For the instant ramen, the Japanese standard Cup Noodles were chosen. This was a bit of a risk since many of the websites recommended their own pork ramen. Nevertheless, the father of Cup Noodles, Momofuku Ando, was born Taiwanese so perhaps some of that essence lives on in this product… or not, I dunno. This isn’t rocket science, it’s RocketNews24 science gosh darnit!
First I boiled a pot of water on a gas range because I work in 1962.
I had picked up a big-sized Cup Noodle, because the regular sized didn’t look like it could hold the pudding. However, after opening the lid it looked as if there still wouldn’t be enough room. In the end I was sure not to fill the cup with water up to the recommended line to leave some space.
After waiting the usual three minutes it was time to get the pudding out. In some of the demonstration videos the pudding is added before the hot water but I opted to add it afterwards.
Luckily everything fit and because I used less water there was no danger of splashing as the pudding flopped into the cup after a little cajoling. The salt and vanilla were already intermingling as I gazed at my bizarrely delicious looking meal.
The idea is to mash in the pudding so that it melts into the broth giving it a sweet creaminess. I broke up the gelatinous mass, but large clumps of custard seemed to linger. Unable to wait any longer I dug in and grabbed a mass of unblended pudding and noodles.
It was really weird. In addition to the contrasting salty and sweet tastes there was also a big temperature difference between the two foods that was interesting… And actually not all that bad of a taste sensation.
I went in for a few more curious bites before the pudding melded with the soup. It took about another three to five minutes for that to happen.
Chowing down on the noodles was a pleasant experience. There was a nice blend of salty and sweet and the hot noodles and cool pudding balanced out to a comfortably warm temperature. Basically it was like a creamy version of Cup Noodles, not mind-blowingly delicious but a decent ramen experience nonetheless.

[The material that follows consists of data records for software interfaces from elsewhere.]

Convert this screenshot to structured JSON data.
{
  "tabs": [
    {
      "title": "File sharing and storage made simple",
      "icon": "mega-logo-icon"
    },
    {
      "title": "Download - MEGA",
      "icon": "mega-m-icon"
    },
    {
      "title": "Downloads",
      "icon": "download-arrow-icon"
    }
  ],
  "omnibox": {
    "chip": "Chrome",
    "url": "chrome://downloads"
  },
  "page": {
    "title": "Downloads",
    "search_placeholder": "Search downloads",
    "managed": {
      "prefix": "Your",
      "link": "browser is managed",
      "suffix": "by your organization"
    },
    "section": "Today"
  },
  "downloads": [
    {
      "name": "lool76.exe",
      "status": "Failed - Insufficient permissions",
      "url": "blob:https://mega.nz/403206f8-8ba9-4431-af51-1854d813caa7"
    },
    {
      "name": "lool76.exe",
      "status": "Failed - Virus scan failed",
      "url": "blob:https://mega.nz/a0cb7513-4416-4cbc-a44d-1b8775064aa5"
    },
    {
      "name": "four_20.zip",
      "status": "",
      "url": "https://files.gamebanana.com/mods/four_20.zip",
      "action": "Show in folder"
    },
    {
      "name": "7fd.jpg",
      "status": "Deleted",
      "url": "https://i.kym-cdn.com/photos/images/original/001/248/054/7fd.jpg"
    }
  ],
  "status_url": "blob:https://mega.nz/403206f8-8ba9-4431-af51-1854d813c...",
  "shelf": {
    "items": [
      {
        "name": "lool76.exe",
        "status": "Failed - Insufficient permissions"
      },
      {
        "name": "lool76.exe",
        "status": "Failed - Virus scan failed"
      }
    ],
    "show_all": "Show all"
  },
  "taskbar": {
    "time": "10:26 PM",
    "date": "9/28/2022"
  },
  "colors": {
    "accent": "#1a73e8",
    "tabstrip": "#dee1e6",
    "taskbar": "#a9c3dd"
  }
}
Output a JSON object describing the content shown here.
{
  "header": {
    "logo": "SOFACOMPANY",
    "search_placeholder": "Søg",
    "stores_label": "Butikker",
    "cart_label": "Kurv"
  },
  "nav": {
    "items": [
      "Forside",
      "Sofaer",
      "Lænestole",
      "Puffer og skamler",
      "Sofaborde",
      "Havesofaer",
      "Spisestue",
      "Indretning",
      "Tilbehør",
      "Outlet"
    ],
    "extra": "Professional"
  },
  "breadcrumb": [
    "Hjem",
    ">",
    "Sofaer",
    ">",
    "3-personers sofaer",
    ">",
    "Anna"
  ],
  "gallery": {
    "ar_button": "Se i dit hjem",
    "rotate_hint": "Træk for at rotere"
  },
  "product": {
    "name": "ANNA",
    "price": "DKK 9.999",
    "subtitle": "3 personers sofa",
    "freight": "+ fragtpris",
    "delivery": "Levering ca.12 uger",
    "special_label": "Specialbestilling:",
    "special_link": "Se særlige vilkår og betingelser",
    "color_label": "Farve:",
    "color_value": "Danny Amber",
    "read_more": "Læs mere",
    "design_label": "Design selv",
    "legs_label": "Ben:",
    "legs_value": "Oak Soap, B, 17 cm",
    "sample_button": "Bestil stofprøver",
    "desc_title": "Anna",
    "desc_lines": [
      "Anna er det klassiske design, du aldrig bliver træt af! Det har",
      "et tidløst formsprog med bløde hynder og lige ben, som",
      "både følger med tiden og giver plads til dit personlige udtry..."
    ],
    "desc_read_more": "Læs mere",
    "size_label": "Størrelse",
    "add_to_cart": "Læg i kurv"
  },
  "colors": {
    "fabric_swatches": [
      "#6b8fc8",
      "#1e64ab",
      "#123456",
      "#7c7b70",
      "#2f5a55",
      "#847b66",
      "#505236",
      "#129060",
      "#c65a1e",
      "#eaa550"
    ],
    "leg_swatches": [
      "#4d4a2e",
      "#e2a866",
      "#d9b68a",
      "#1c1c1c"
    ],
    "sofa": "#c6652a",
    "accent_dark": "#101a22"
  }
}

All in all, I’d give it 17 out of 22 stars. It was really easy to make, pretty tasty, and very affordable at 314 yen (US$3) all together. I think if the pudding was slightly smaller the balance would have been bett… oh wait a minute. What’s this?
It appears I have a good-sized cup of milky ramen broth with chunks of shrimp and pork still floating inside!
That was a nice touch to the whole pudding ramen experience. I have to imagine that someone somewhere has made a ramen milkshake in the annals of human history, but in the odd event that it hasn’t happened yet someone in the milkshake industry better get on it right now!
After slurping the whole thing down I felt really satisfied with my incredibly rich drink. I was expecting a rather intense tummy ache from such a blend, but it wasn’t so bad actually. It was on par with eating half a bag of Oreos, and I figure this could easily be corrected by slightly lowering the amount of pudding used.
Overall, the pudding ramen experience was a good one. If you want to try it yourself, it might take a little trial and error to get the best blend. I’d recommend a little less pudding than what you’ve seen here and you should be golden. You also might want to try a pork-based soup as most people in Taiwan have done. That may lend itself better to the custard and caramel.
If you think you know of the ideal pudding and ramen combination, give us a shout in the comments below. There’s definitely something to these super-cheap creamy soups.
▼ Reader Teddy Ben in Malaysia gives a pudding/ramen combo a try and sums it up perfectly: “Didn’t taste as weird as it was.”